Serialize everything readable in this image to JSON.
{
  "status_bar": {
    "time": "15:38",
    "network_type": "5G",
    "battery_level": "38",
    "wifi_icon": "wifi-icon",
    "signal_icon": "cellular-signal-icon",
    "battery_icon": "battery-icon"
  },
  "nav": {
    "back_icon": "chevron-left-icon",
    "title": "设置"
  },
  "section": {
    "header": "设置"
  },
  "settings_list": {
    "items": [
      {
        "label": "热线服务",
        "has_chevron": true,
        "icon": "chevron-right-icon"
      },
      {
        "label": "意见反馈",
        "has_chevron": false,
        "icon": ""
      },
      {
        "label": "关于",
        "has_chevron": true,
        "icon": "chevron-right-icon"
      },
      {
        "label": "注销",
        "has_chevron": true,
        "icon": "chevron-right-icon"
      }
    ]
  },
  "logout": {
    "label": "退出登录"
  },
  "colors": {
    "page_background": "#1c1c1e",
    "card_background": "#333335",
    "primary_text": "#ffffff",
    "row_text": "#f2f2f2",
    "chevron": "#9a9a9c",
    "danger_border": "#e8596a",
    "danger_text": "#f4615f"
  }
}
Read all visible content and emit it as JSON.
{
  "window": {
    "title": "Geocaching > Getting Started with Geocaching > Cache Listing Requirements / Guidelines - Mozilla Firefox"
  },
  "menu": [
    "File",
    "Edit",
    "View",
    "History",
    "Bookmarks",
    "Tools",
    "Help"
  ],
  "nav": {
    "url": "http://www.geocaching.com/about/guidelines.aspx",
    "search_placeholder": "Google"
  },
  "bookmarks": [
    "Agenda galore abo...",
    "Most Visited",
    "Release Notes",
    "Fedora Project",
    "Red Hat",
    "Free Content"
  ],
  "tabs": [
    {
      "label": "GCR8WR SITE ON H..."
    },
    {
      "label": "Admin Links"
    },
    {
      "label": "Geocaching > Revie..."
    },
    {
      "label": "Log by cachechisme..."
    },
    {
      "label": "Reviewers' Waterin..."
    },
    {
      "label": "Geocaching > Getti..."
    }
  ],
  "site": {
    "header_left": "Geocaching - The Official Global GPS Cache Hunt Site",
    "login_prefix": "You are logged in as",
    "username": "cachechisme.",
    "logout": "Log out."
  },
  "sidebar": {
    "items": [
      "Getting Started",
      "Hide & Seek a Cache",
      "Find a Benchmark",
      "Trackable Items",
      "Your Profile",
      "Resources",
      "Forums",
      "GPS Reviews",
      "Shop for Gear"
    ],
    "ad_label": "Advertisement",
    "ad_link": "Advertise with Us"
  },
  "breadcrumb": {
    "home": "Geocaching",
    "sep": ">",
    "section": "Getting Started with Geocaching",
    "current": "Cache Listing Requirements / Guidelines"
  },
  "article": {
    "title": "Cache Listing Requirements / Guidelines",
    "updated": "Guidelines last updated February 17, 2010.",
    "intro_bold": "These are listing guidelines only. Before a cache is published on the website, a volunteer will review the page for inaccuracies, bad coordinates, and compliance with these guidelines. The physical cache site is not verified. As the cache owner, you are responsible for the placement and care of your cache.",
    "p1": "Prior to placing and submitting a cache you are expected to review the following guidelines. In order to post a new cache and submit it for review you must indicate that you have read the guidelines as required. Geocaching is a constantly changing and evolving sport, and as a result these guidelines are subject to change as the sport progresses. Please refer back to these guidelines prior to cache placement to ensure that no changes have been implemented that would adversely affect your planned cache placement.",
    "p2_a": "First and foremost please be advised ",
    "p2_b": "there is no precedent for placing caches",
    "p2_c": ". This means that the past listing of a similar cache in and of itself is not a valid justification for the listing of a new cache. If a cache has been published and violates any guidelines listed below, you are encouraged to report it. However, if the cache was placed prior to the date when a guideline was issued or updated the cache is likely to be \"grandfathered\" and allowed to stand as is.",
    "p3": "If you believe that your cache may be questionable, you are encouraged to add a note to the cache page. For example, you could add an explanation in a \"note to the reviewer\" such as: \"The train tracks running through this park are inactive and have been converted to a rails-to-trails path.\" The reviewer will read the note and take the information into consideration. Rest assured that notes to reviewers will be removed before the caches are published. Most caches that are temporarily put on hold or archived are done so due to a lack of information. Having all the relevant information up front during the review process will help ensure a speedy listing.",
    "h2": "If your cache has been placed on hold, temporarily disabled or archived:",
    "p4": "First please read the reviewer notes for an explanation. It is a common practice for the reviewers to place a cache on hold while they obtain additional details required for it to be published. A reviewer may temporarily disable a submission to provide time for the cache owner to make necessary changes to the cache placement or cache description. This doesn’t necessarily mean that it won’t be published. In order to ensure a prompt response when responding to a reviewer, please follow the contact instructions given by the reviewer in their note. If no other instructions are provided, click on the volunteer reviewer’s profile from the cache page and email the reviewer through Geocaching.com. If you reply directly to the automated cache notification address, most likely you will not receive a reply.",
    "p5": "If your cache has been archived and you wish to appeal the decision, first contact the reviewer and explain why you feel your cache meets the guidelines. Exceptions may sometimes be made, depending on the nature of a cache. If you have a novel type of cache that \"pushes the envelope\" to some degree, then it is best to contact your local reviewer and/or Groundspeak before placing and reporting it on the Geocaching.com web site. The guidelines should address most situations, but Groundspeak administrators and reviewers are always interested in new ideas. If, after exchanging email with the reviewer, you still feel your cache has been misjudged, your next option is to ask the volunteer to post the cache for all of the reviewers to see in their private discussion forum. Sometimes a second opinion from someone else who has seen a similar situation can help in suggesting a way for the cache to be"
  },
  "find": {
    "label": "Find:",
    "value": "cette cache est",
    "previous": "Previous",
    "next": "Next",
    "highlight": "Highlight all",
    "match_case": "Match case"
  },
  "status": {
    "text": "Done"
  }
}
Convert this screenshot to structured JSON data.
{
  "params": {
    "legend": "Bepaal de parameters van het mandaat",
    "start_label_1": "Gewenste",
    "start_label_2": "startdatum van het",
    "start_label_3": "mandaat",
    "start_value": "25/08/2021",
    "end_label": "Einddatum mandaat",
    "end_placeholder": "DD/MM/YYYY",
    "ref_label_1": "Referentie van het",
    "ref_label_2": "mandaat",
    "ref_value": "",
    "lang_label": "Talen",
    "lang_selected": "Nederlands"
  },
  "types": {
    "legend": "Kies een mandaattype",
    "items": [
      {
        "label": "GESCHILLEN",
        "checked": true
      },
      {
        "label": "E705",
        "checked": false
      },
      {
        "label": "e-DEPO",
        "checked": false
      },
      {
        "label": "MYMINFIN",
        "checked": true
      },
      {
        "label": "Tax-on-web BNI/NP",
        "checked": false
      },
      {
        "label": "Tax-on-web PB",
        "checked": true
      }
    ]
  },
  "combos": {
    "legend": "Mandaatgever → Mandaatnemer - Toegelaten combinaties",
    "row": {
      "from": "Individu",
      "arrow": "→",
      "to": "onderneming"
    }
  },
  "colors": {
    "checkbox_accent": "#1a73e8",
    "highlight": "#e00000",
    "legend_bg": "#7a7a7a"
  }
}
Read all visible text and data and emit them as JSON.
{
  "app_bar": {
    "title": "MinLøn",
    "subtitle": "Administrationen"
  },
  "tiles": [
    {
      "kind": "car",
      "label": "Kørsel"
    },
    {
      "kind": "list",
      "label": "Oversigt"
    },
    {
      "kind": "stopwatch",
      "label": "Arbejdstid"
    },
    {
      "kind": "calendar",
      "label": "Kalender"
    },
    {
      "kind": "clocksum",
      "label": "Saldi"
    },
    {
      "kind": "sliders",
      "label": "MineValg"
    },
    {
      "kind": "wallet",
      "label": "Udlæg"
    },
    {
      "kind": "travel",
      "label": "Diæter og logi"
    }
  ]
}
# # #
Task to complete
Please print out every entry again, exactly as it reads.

Answer to the exercise
Serialize everything readable in this image to JSON.
{
  "status_bar": {
    "time": "15:38",
    "network_type": "5G",
    "battery_level": "38",
    "wifi_icon": "wifi-icon",
    "signal_icon": "cellular-signal-icon",
    "battery_icon": "battery-icon"
  },
  "nav": {
    "back_icon": "chevron-left-icon",
    "title": "设置"
  },
  "section": {
    "header": "设置"
  },
  "settings_list": {
    "items": [
      {
        "label": "热线服务",
        "has_chevron": true,
        "icon": "chevron-right-icon"
      },
      {
        "label": "意见反馈",
        "has_chevron": false,
        "icon": ""
      },
      {
        "label": "关于",
        "has_chevron": true,
        "icon": "chevron-right-icon"
      },
      {
        "label": "注销",
        "has_chevron": true,
        "icon": "chevron-right-icon"
      }
    ]
  },
  "logout": {
    "label": "退出登录"
  },
  "colors": {
    "page_background": "#1c1c1e",
    "card_background": "#333335",
    "primary_text": "#ffffff",
    "row_text": "#f2f2f2",
    "chevron": "#9a9a9c",
    "danger_border": "#e8596a",
    "danger_text": "#f4615f"
  }
}
Read all visible content and emit it as JSON.
{
  "window": {
    "title": "Geocaching > Getting Started with Geocaching > Cache Listing Requirements / Guidelines - Mozilla Firefox"
  },
  "menu": [
    "File",
    "Edit",
    "View",
    "History",
    "Bookmarks",
    "Tools",
    "Help"
  ],
  "nav": {
    "url": "http://www.geocaching.com/about/guidelines.aspx",
    "search_placeholder": "Google"
  },
  "bookmarks": [
    "Agenda galore abo...",
    "Most Visited",
    "Release Notes",
    "Fedora Project",
    "Red Hat",
    "Free Content"
  ],
  "tabs": [
    {
      "label": "GCR8WR SITE ON H..."
    },
    {
      "label": "Admin Links"
    },
    {
      "label": "Geocaching > Revie..."
    },
    {
      "label": "Log by cachechisme..."
    },
    {
      "label": "Reviewers' Waterin..."
    },
    {
      "label": "Geocaching > Getti..."
    }
  ],
  "site": {
    "header_left": "Geocaching - The Official Global GPS Cache Hunt Site",
    "login_prefix": "You are logged in as",
    "username": "cachechisme.",
    "logout": "Log out."
  },
  "sidebar": {
    "items": [
      "Getting Started",
      "Hide & Seek a Cache",
      "Find a Benchmark",
      "Trackable Items",
      "Your Profile",
      "Resources",
      "Forums",
      "GPS Reviews",
      "Shop for Gear"
    ],
    "ad_label": "Advertisement",
    "ad_link": "Advertise with Us"
  },
  "breadcrumb": {
    "home": "Geocaching",
    "sep": ">",
    "section": "Getting Started with Geocaching",
    "current": "Cache Listing Requirements / Guidelines"
  },
  "article": {
    "title": "Cache Listing Requirements / Guidelines",
    "updated": "Guidelines last updated February 17, 2010.",
    "intro_bold": "These are listing guidelines only. Before a cache is published on the website, a volunteer will review the page for inaccuracies, bad coordinates, and compliance with these guidelines. The physical cache site is not verified. As the cache owner, you are responsible for the placement and care of your cache.",
    "p1": "Prior to placing and submitting a cache you are expected to review the following guidelines. In order to post a new cache and submit it for review you must indicate that you have read the guidelines as required. Geocaching is a constantly changing and evolving sport, and as a result these guidelines are subject to change as the sport progresses. Please refer back to these guidelines prior to cache placement to ensure that no changes have been implemented that would adversely affect your planned cache placement.",
    "p2_a": "First and foremost please be advised ",
    "p2_b": "there is no precedent for placing caches",
    "p2_c": ". This means that the past listing of a similar cache in and of itself is not a valid justification for the listing of a new cache. If a cache has been published and violates any guidelines listed below, you are encouraged to report it. However, if the cache was placed prior to the date when a guideline was issued or updated the cache is likely to be \"grandfathered\" and allowed to stand as is.",
    "p3": "If you believe that your cache may be questionable, you are encouraged to add a note to the cache page. For example, you could add an explanation in a \"note to the reviewer\" such as: \"The train tracks running through this park are inactive and have been converted to a rails-to-trails path.\" The reviewer will read the note and take the information into consideration. Rest assured that notes to reviewers will be removed before the caches are published. Most caches that are temporarily put on hold or archived are done so due to a lack of information. Having all the relevant information up front during the review process will help ensure a speedy listing.",
    "h2": "If your cache has been placed on hold, temporarily disabled or archived:",
    "p4": "First please read the reviewer notes for an explanation. It is a common practice for the reviewers to place a cache on hold while they obtain additional details required for it to be published. A reviewer may temporarily disable a submission to provide time for the cache owner to make necessary changes to the cache placement or cache description. This doesn’t necessarily mean that it won’t be published. In order to ensure a prompt response when responding to a reviewer, please follow the contact instructions given by the reviewer in their note. If no other instructions are provided, click on the volunteer reviewer’s profile from the cache page and email the reviewer through Geocaching.com. If you reply directly to the automated cache notification address, most likely you will not receive a reply.",
    "p5": "If your cache has been archived and you wish to appeal the decision, first contact the reviewer and explain why you feel your cache meets the guidelines. Exceptions may sometimes be made, depending on the nature of a cache. If you have a novel type of cache that \"pushes the envelope\" to some degree, then it is best to contact your local reviewer and/or Groundspeak before placing and reporting it on the Geocaching.com web site. The guidelines should address most situations, but Groundspeak administrators and reviewers are always interested in new ideas. If, after exchanging email with the reviewer, you still feel your cache has been misjudged, your next option is to ask the volunteer to post the cache for all of the reviewers to see in their private discussion forum. Sometimes a second opinion from someone else who has seen a similar situation can help in suggesting a way for the cache to be"
  },
  "find": {
    "label": "Find:",
    "value": "cette cache est",
    "previous": "Previous",
    "next": "Next",
    "highlight": "Highlight all",
    "match_case": "Match case"
  },
  "status": {
    "text": "Done"
  }
}
Convert this screenshot to structured JSON data.
{
  "params": {
    "legend": "Bepaal de parameters van het mandaat",
    "start_label_1": "Gewenste",
    "start_label_2": "startdatum van het",
    "start_label_3": "mandaat",
    "start_value": "25/08/2021",
    "end_label": "Einddatum mandaat",
    "end_placeholder": "DD/MM/YYYY",
    "ref_label_1": "Referentie van het",
    "ref_label_2": "mandaat",
    "ref_value": "",
    "lang_label": "Talen",
    "lang_selected": "Nederlands"
  },
  "types": {
    "legend": "Kies een mandaattype",
    "items": [
      {
        "label": "GESCHILLEN",
        "checked": true
      },
      {
        "label": "E705",
        "checked": false
      },
      {
        "label": "e-DEPO",
        "checked": false
      },
      {
        "label": "MYMINFIN",
        "checked": true
      },
      {
        "label": "Tax-on-web BNI/NP",
        "checked": false
      },
      {
        "label": "Tax-on-web PB",
        "checked": true
      }
    ]
  },
  "combos": {
    "legend": "Mandaatgever → Mandaatnemer - Toegelaten combinaties",
    "row": {
      "from": "Individu",
      "arrow": "→",
      "to": "onderneming"
    }
  },
  "colors": {
    "checkbox_accent": "#1a73e8",
    "highlight": "#e00000",
    "legend_bg": "#7a7a7a"
  }
}
Read all visible text and data and emit them as JSON.
{
  "app_bar": {
    "title": "MinLøn",
    "subtitle": "Administrationen"
  },
  "tiles": [
    {
      "kind": "car",
      "label": "Kørsel"
    },
    {
      "kind": "list",
      "label": "Oversigt"
    },
    {
      "kind": "stopwatch",
      "label": "Arbejdstid"
    },
    {
      "kind": "calendar",
      "label": "Kalender"
    },
    {
      "kind": "clocksum",
      "label": "Saldi"
    },
    {
      "kind": "sliders",
      "label": "MineValg"
    },
    {
      "kind": "wallet",
      "label": "Udlæg"
    },
    {
      "kind": "travel",
      "label": "Diæter og logi"
    }
  ]
}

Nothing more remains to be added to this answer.